Ransoms at this time were usually paid in the form of sheep or cattle, resulting in certain families amassing considerable fortunes and creating some of the most powerful and influential families in the borders. Once the ransom arrived at the castle, the prisoner was released to return home to his family.
Continuing up the main staircase gains access to the upper floors, above the Great Hall is a large open plan room, a solar, where the lairds family would sleep in a dormitory style room, hence the need for curtains around four poster beds. This room in the 16th century was subdivided into segregated sleeping arrangements. Above the solar chamber was the servants quarters known as the "windy hall", presumably this level was unglazed. The staircase then terminates at the battlements which run completely around the castle, encompassing parapets, murder holes, garrets, watch towers and guard house. It is believed that the barracks could contain up to 20 mercenaries. This level has been greatly altered over the centuries, originally being constructed from wood.

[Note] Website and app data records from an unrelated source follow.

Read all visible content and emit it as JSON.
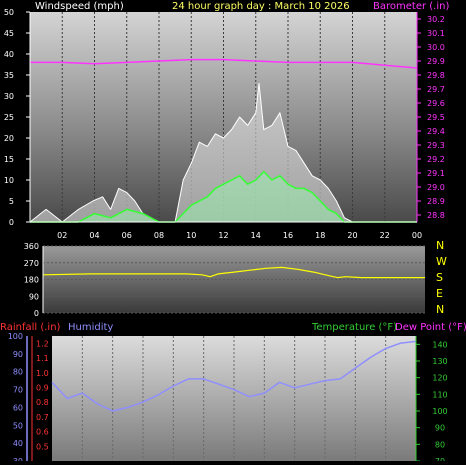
{
  "header": {
    "wind_label": "Windspeed (mph)",
    "title": "24 hour graph day : March 10 2026",
    "baro_label": "Barometer (.in)"
  },
  "dir_letters": [
    "N",
    "W",
    "S",
    "E",
    "N"
  ],
  "bottom_labels": {
    "rain": "Rainfall (.in)",
    "humidity": "Humidity",
    "temperature": "Temperature (°F)",
    "dewpoint": "Dew Point (°F)"
  },
  "colors": {
    "wind_axis": "#ffffff",
    "baro": "#ff33ff",
    "wind_gust": "#ffffff",
    "wind_avg": "#33ff33",
    "wind_dir": "#ffff00",
    "rain": "#ff3333",
    "humidity": "#8f8fff",
    "temperature": "#33cc33",
    "header_title": "#ffff66"
  },
  "chart_data": [
    {
      "type": "line",
      "name": "wind-and-barometer",
      "x_ticks": [
        "02",
        "04",
        "06",
        "08",
        "10",
        "12",
        "14",
        "16",
        "18",
        "20",
        "22",
        "00"
      ],
      "xlim": [
        0,
        24
      ],
      "y_ticks_left": [
        0,
        5,
        10,
        15,
        20,
        25,
        30,
        35,
        40,
        45,
        50
      ],
      "ylim_left": [
        0,
        50
      ],
      "y_ticks_right": [
        28.8,
        28.9,
        29.0,
        29.1,
        29.2,
        29.3,
        29.4,
        29.5,
        29.6,
        29.7,
        29.8,
        29.9,
        30.0,
        30.1,
        30.2
      ],
      "ylim_right": [
        28.75,
        30.25
      ],
      "barometer": {
        "x": [
          0,
          2,
          4,
          6,
          8,
          10,
          12,
          14,
          16,
          18,
          20,
          22,
          24
        ],
        "y": [
          29.89,
          29.89,
          29.88,
          29.89,
          29.9,
          29.91,
          29.91,
          29.9,
          29.89,
          29.89,
          29.89,
          29.87,
          29.85
        ]
      },
      "wind_gust": {
        "x": [
          0,
          1,
          2,
          3,
          3.9,
          4.5,
          5,
          5.5,
          6,
          6.5,
          7,
          8,
          9,
          9.5,
          10,
          10.5,
          11,
          11.5,
          12,
          12.5,
          13,
          13.5,
          14,
          14.2,
          14.5,
          15,
          15.5,
          16,
          16.5,
          17,
          17.5,
          18,
          18.5,
          19,
          19.5,
          20,
          24
        ],
        "y": [
          0,
          3,
          0,
          3,
          5,
          6,
          3,
          8,
          7,
          5,
          2,
          0,
          0,
          10,
          14,
          19,
          18,
          21,
          20,
          22,
          25,
          23,
          26,
          33,
          22,
          23,
          26,
          18,
          17,
          14,
          11,
          10,
          8,
          5,
          1,
          0,
          0
        ]
      },
      "wind_avg": {
        "x": [
          0,
          3,
          4,
          5,
          6,
          7,
          8,
          9,
          9.5,
          10,
          10.5,
          11,
          11.5,
          12,
          12.5,
          13,
          13.5,
          14,
          14.5,
          15,
          15.5,
          16,
          16.5,
          17,
          17.5,
          18,
          18.5,
          19,
          19.5,
          20,
          24
        ],
        "y": [
          0,
          0,
          2,
          1,
          3,
          2,
          0,
          0,
          2,
          4,
          5,
          6,
          8,
          9,
          10,
          11,
          9,
          10,
          12,
          10,
          11,
          9,
          8,
          8,
          7,
          5,
          3,
          2,
          0,
          0,
          0
        ]
      }
    },
    {
      "type": "line",
      "name": "wind-direction",
      "x_ticks": [],
      "xlim": [
        0,
        24
      ],
      "y_ticks": [
        0,
        90,
        180,
        270,
        360
      ],
      "ylim": [
        0,
        360
      ],
      "direction": {
        "x": [
          0,
          3,
          6,
          9,
          10,
          10.5,
          11,
          12,
          13,
          14,
          15,
          16,
          17,
          18,
          18.5,
          19,
          20,
          22,
          24
        ],
        "y": [
          205,
          210,
          210,
          210,
          205,
          195,
          210,
          220,
          230,
          240,
          245,
          235,
          220,
          200,
          190,
          195,
          190,
          190,
          190
        ]
      }
    },
    {
      "type": "line",
      "name": "humidity-temperature",
      "xlim": [
        0,
        24
      ],
      "y_ticks_humidity": [
        30,
        40,
        50,
        60,
        70,
        80,
        90,
        100
      ],
      "ylim_humidity": [
        30,
        100
      ],
      "y_ticks_rain": [
        0.5,
        0.6,
        0.7,
        0.8,
        0.9,
        1.0,
        1.1,
        1.2
      ],
      "ylim_rain": [
        0.4,
        1.25
      ],
      "y_ticks_temp": [
        70,
        80,
        90,
        100,
        110,
        120,
        130,
        140
      ],
      "ylim_temp": [
        70,
        145
      ],
      "humidity": {
        "x": [
          0,
          1,
          2,
          3,
          4,
          5,
          6,
          7,
          8,
          9,
          10,
          11,
          12,
          13,
          14,
          15,
          16,
          17,
          18,
          19,
          20,
          21,
          22,
          23,
          24
        ],
        "y": [
          74,
          65,
          68,
          62,
          58,
          60,
          63,
          67,
          72,
          76,
          76,
          73,
          70,
          66,
          68,
          74,
          71,
          73,
          75,
          76,
          82,
          88,
          93,
          96,
          97
        ]
      }
    }
  ]
}
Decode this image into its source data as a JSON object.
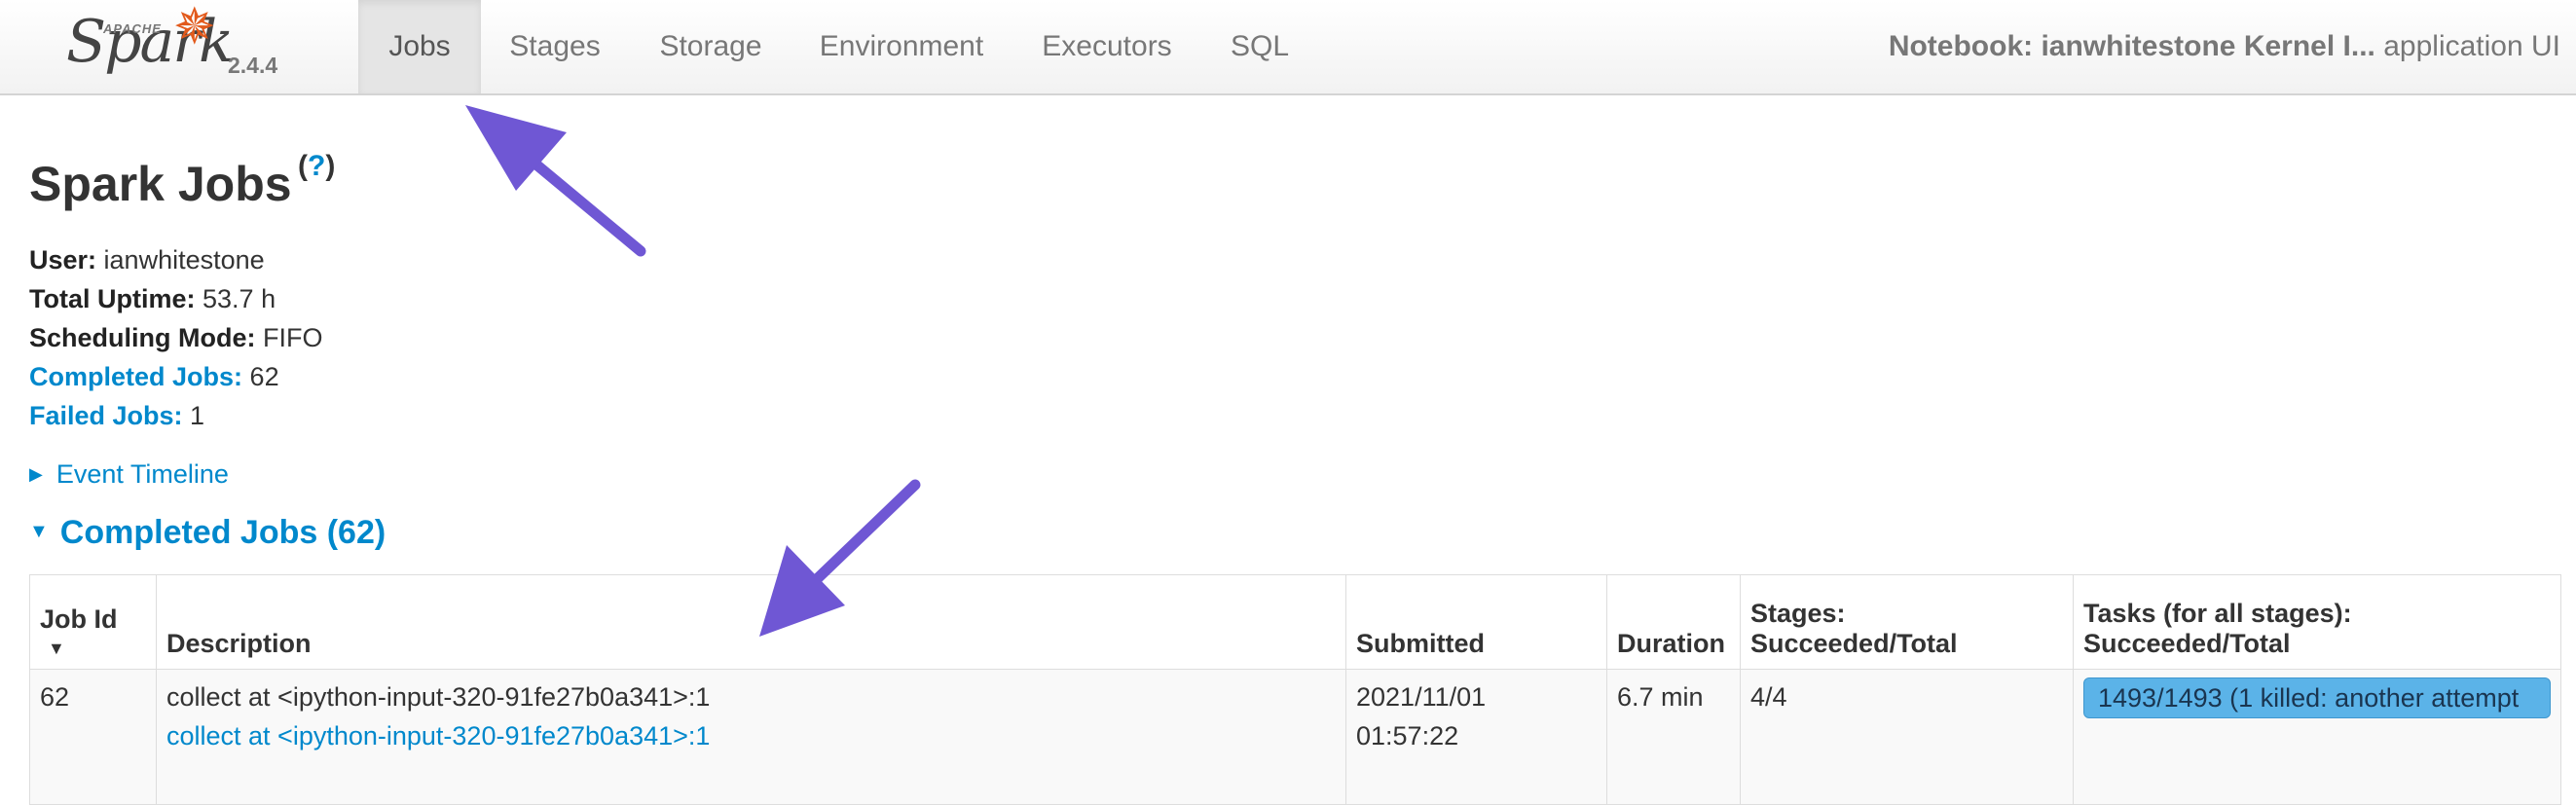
{
  "brand": {
    "apache": "APACHE",
    "name": "Spark",
    "version": "2.4.4"
  },
  "nav": {
    "tabs": [
      "Jobs",
      "Stages",
      "Storage",
      "Environment",
      "Executors",
      "SQL"
    ],
    "active": "Jobs",
    "app_name": "Notebook: ianwhitestone Kernel I...",
    "app_suffix": "application UI"
  },
  "page": {
    "title": "Spark Jobs",
    "help": "?"
  },
  "summary": {
    "user_label": "User:",
    "user": "ianwhitestone",
    "uptime_label": "Total Uptime:",
    "uptime": "53.7 h",
    "mode_label": "Scheduling Mode:",
    "mode": "FIFO",
    "completed_label": "Completed Jobs:",
    "completed": "62",
    "failed_label": "Failed Jobs:",
    "failed": "1"
  },
  "event_timeline": "Event Timeline",
  "completed_section": "Completed Jobs (62)",
  "table": {
    "headers": {
      "job_id": "Job Id",
      "description": "Description",
      "submitted": "Submitted",
      "duration": "Duration",
      "stages_1": "Stages:",
      "stages_2": "Succeeded/Total",
      "tasks_1": "Tasks (for all stages):",
      "tasks_2": "Succeeded/Total"
    },
    "rows": [
      {
        "job_id": "62",
        "description": "collect at <ipython-input-320-91fe27b0a341>:1",
        "description_link": "collect at <ipython-input-320-91fe27b0a341>:1",
        "submitted_date": "2021/11/01",
        "submitted_time": "01:57:22",
        "duration": "6.7 min",
        "stages": "4/4",
        "tasks": "1493/1493 (1 killed: another attempt",
        "tasks_progress": 1.0
      }
    ]
  },
  "colors": {
    "link": "#0088cc",
    "progress": "#5bb3e8",
    "annotation_arrow": "#6f57d4",
    "spark_star": "#e25a1c"
  }
}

It is clear that preconceptions about life in a castle often cloud perceptions. Far from the bare draughty structures imagined, these buildings were warm pleasant, often luxurious places. When one remembers the owners of such castles were by modern day standards multi-millionaires, it is quite conceivable every comfort available at the time would be utilised to increase living standards, and as such, for those within the castle the surroundings would have been most pleasant.